Try it:
The goal here is an exact copy of the entries below, without their pictures.

[Component data from apps and pages]
· · · · · · ·
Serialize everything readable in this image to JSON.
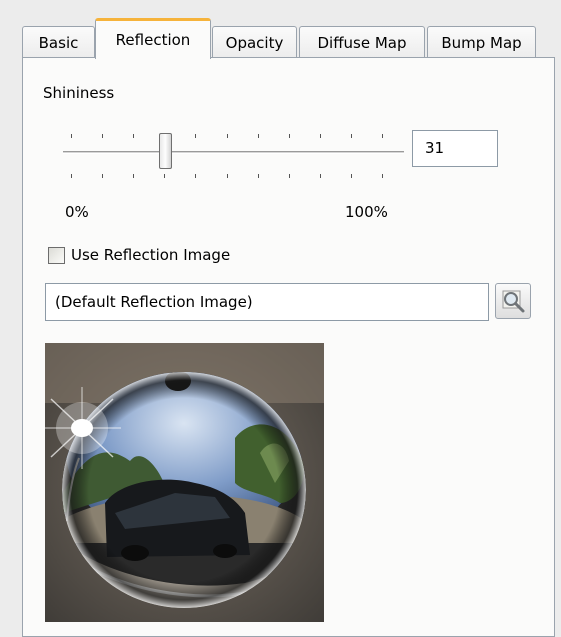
{
  "tabs": [
    {
      "label": "Basic",
      "active": false
    },
    {
      "label": "Reflection",
      "active": true
    },
    {
      "label": "Opacity",
      "active": false
    },
    {
      "label": "Diffuse Map",
      "active": false
    },
    {
      "label": "Bump Map",
      "active": false
    }
  ],
  "shininess": {
    "label": "Shininess",
    "value": "31",
    "min_label": "0%",
    "max_label": "100%"
  },
  "reflection_image": {
    "checkbox_label": "Use Reflection Image",
    "checked": false,
    "path_value": "(Default Reflection Image)",
    "browse_icon": "magnifier-icon",
    "preview_description": "chrome-sphere-environment-map"
  },
  "colors": {
    "active_tab_accent": "#f6b33b",
    "panel_background": "#fbfbfa",
    "border": "#9aa3ad"
  }
}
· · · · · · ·
Reply:
Serialize everything readable in this image to JSON.
{
  "tabs": [
    {
      "label": "Basic",
      "active": false
    },
    {
      "label": "Reflection",
      "active": true
    },
    {
      "label": "Opacity",
      "active": false
    },
    {
      "label": "Diffuse Map",
      "active": false
    },
    {
      "label": "Bump Map",
      "active": false
    }
  ],
  "shininess": {
    "label": "Shininess",
    "value": "31",
    "min_label": "0%",
    "max_label": "100%"
  },
  "reflection_image": {
    "checkbox_label": "Use Reflection Image",
    "checked": false,
    "path_value": "(Default Reflection Image)",
    "browse_icon": "magnifier-icon",
    "preview_description": "chrome-sphere-environment-map"
  },
  "colors": {
    "active_tab_accent": "#f6b33b",
    "panel_background": "#fbfbfa",
    "border": "#9aa3ad"
  }
}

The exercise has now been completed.